In December 2014, Ferguson resigned, despite Umphrey pleading with him not to do so. On Feb. 4 the two executed an agreement to settle all disputes.
A week later, none of the other PU equity partners had questioned the validity of the agreement reached between Umphrey and Ferguson, the suit states.
In hopes his frustrations would be resolved, Ferguson agreed to remain an equity partner with the firm until Aug. 1. However, the guarantees made by Umphrey were not met, leading Ferguson to officially resign on Aug. 3 and invoke provisions of the February agreement, the suit states.
“On that date, Umphrey, in an effort to forestall Ferguson’s resignation, offered to resign and name Ferguson as managing partner, telling Ferguson to take ‘two or three weeks to think it over,’” the suit states. “Ferguson ultimately declined that offer.”

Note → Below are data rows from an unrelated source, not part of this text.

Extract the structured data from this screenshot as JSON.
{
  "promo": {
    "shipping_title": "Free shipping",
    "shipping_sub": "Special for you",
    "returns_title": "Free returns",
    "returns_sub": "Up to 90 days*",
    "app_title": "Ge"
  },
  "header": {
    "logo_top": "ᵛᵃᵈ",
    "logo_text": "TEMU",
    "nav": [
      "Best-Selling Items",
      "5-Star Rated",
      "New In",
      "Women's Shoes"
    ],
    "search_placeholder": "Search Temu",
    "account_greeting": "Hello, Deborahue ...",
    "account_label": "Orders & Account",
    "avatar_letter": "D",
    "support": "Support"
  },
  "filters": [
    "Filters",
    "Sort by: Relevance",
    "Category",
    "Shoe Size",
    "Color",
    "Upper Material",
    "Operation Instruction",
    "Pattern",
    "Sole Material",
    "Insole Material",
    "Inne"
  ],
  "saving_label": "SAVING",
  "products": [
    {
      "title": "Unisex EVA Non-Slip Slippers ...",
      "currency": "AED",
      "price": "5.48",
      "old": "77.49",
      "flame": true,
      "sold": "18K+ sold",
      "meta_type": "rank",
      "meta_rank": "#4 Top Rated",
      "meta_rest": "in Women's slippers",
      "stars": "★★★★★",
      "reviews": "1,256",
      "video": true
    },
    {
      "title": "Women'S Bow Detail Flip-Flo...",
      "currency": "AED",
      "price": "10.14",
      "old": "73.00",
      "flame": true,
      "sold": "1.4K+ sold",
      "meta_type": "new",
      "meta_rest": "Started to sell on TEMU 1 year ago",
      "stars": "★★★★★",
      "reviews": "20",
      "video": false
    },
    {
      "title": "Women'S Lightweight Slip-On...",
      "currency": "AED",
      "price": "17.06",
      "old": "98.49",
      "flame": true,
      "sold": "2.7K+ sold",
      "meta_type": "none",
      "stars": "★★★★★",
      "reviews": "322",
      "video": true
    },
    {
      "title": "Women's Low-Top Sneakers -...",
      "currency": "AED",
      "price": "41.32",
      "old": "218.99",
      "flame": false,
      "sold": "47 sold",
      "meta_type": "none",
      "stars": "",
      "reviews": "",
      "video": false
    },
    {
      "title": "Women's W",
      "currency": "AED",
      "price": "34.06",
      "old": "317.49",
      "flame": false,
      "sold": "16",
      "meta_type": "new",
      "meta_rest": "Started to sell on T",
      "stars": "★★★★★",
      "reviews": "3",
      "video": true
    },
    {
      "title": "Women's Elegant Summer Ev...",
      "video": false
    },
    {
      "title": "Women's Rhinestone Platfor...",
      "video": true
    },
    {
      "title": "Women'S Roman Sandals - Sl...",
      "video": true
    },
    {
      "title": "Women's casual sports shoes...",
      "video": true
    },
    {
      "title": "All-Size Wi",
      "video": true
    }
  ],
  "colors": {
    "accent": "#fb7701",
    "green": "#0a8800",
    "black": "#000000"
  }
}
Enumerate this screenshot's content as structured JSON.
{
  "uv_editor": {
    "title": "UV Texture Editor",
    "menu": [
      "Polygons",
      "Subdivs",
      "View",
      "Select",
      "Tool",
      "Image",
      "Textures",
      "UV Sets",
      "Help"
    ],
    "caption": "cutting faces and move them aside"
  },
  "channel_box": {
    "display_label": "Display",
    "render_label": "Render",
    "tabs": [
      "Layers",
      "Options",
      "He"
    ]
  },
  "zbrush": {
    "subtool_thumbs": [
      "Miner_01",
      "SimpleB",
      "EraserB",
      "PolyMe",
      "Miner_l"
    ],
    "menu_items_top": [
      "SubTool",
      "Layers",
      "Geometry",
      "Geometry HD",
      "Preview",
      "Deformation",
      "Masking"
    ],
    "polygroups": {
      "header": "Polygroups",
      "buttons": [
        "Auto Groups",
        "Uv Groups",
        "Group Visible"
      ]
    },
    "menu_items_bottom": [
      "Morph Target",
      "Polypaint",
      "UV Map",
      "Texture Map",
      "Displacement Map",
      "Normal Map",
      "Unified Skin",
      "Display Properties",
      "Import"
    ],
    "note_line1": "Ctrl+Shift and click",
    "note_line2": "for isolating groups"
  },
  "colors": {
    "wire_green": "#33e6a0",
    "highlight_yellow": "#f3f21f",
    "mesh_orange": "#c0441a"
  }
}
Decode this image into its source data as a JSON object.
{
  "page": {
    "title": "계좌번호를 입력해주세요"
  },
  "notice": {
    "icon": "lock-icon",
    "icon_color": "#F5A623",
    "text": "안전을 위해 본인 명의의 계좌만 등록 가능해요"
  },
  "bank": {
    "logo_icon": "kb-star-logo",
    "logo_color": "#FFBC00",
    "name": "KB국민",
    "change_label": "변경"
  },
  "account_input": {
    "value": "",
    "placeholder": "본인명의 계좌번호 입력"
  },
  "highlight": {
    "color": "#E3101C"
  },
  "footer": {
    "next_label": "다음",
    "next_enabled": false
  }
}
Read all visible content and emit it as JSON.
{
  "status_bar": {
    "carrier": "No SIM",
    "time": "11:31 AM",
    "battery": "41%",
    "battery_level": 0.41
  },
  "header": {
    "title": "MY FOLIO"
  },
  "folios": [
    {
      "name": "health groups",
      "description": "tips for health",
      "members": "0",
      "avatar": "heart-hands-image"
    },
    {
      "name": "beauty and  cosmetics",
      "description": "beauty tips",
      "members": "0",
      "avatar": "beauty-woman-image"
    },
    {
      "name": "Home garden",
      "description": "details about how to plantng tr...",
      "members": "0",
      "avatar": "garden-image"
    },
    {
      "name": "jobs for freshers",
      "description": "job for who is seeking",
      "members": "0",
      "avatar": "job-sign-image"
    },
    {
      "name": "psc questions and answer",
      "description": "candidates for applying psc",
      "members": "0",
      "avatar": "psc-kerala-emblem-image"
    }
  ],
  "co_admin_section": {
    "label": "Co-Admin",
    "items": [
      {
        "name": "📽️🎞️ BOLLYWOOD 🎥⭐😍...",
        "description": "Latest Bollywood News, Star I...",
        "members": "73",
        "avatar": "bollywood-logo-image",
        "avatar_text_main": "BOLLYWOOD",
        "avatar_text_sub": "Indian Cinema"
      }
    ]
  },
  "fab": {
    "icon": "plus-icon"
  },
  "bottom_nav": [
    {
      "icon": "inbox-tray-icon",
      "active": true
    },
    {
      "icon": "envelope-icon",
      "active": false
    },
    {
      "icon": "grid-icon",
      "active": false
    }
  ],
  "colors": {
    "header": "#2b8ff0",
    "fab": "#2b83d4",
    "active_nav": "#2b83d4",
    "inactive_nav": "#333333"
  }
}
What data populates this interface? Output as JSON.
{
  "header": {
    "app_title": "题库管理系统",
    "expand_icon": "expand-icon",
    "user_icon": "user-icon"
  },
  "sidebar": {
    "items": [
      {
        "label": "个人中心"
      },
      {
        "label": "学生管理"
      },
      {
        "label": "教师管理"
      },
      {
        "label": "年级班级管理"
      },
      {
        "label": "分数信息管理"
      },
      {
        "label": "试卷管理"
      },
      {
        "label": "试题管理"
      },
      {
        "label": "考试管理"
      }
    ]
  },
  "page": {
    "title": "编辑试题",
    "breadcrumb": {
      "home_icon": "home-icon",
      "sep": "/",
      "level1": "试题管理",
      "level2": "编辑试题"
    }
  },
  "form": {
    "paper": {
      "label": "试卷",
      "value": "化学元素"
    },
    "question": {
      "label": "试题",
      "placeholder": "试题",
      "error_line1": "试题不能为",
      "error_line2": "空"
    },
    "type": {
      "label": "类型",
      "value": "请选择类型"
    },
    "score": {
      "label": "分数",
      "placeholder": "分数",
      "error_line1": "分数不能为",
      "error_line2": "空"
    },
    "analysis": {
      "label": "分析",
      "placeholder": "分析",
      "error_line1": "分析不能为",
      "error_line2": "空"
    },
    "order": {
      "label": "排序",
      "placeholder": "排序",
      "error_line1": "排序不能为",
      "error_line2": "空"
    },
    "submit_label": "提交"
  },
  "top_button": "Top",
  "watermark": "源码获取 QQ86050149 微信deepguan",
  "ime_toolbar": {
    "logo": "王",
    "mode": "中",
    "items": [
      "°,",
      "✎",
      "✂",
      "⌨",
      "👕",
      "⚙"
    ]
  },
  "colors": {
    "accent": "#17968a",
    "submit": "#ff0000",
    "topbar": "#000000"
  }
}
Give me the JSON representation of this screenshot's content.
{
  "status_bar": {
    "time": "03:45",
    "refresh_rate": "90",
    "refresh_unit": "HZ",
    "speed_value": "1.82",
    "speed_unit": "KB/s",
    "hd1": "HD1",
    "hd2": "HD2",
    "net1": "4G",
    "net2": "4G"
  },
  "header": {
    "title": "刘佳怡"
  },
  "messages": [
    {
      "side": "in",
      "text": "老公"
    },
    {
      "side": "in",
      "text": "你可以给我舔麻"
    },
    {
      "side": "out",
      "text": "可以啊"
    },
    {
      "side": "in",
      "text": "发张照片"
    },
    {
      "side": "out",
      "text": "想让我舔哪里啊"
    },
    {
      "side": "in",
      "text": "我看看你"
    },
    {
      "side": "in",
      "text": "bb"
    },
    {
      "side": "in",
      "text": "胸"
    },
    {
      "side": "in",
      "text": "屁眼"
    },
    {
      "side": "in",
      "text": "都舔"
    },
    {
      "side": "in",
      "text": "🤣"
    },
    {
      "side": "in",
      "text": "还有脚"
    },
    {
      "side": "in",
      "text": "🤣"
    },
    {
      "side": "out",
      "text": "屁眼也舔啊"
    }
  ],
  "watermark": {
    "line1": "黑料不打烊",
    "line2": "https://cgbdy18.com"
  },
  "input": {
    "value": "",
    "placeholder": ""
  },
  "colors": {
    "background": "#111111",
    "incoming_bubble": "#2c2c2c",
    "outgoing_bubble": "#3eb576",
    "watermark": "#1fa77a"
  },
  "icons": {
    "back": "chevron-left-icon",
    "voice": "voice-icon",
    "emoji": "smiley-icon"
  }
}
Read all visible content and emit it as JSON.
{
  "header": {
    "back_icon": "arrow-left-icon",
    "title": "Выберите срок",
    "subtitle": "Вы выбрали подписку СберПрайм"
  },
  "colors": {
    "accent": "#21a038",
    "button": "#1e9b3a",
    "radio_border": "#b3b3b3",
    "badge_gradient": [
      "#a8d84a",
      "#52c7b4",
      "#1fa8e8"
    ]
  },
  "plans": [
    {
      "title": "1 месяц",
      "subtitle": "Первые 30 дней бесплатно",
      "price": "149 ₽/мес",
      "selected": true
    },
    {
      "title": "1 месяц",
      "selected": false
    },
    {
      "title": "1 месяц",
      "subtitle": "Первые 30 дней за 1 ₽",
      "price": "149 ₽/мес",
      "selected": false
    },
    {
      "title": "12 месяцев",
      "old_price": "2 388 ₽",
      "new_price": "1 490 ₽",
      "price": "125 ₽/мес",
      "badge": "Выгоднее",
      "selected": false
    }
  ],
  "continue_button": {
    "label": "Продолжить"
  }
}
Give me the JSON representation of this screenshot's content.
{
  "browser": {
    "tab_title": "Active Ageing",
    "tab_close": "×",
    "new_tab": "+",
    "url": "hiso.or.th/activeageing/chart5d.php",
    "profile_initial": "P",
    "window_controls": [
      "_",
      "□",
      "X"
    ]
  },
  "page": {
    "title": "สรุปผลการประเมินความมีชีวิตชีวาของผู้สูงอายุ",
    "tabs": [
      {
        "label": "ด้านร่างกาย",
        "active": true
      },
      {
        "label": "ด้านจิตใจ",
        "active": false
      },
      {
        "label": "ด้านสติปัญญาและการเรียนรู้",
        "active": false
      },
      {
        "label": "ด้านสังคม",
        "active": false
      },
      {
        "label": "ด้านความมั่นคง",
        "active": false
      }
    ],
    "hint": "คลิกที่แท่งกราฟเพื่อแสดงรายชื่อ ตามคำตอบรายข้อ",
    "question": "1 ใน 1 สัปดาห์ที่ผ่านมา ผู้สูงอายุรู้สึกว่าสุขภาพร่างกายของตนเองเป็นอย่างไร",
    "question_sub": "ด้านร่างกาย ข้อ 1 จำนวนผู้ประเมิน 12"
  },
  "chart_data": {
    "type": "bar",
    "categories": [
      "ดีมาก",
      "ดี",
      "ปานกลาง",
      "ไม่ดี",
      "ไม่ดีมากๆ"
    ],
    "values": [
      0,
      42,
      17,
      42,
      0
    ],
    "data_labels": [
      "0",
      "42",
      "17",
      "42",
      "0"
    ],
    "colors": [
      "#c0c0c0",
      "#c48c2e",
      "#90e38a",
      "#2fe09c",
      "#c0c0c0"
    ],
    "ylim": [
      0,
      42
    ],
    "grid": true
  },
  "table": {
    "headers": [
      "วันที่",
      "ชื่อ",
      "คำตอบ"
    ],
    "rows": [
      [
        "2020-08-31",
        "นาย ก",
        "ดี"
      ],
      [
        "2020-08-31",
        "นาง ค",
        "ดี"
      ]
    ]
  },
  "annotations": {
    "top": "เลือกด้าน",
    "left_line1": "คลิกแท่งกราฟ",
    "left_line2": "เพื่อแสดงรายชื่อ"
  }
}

That same day, the PU partnership disseminated an unsigned memorandum criticizing the settlement agreement as “unconscionable and unenforceable” and directed Ferguson to immediately vacate the firm premises, the suit states.
“Ferguson called Umphrey at his home and reported this activity,” the suit states. “Umphrey replied that it was ‘a mistake.’”
On Aug. 4, Ferguson attended a meeting at the firm until Blevins, the current president of the Texas Trial Lawyers Association, banished him.
“At the conclusion of that meeting, Ferguson and his staff, under threat of being removed by armed escort, left the firm’s premises,” the suit states.
“Ferguson now brings this action to enforce the settlement agreement negotiated and executed by Umphrey and the firm.”
The suit says Ferguson and Umphrey had agreed that Ferguson had 90 days to vacate the firm.
Ferguson is accusing the defendants of breach of contract.
Attorney Ricky Raven of the Houston law firm Reed Smith represents him.
The case has been assigned to Judge Kent Walston, 58th District Court (case No. A-197499).
PU’s suit against Ferguson is being handled by an outside judge, Judge Olen Underwood of the Second Judicial Administrative Region of Texas.
PU asserts a Jan. 1, 2012 partnership agreement in place between the parties contains a broad and mandatory arbitration clause.
According to PU’s lawsuit, Ferguson is claiming he is not bound by the partnership agreement and that he is entitled to “much more than a departing partner is entitled to receive” under the agreement.
Ferguson has handled several prized cases for PU, which includes scoring a $32 million jury verdict against Domino’s Pizza in 2013 – a top five verdict in Texas that year, according to the National Law Journal.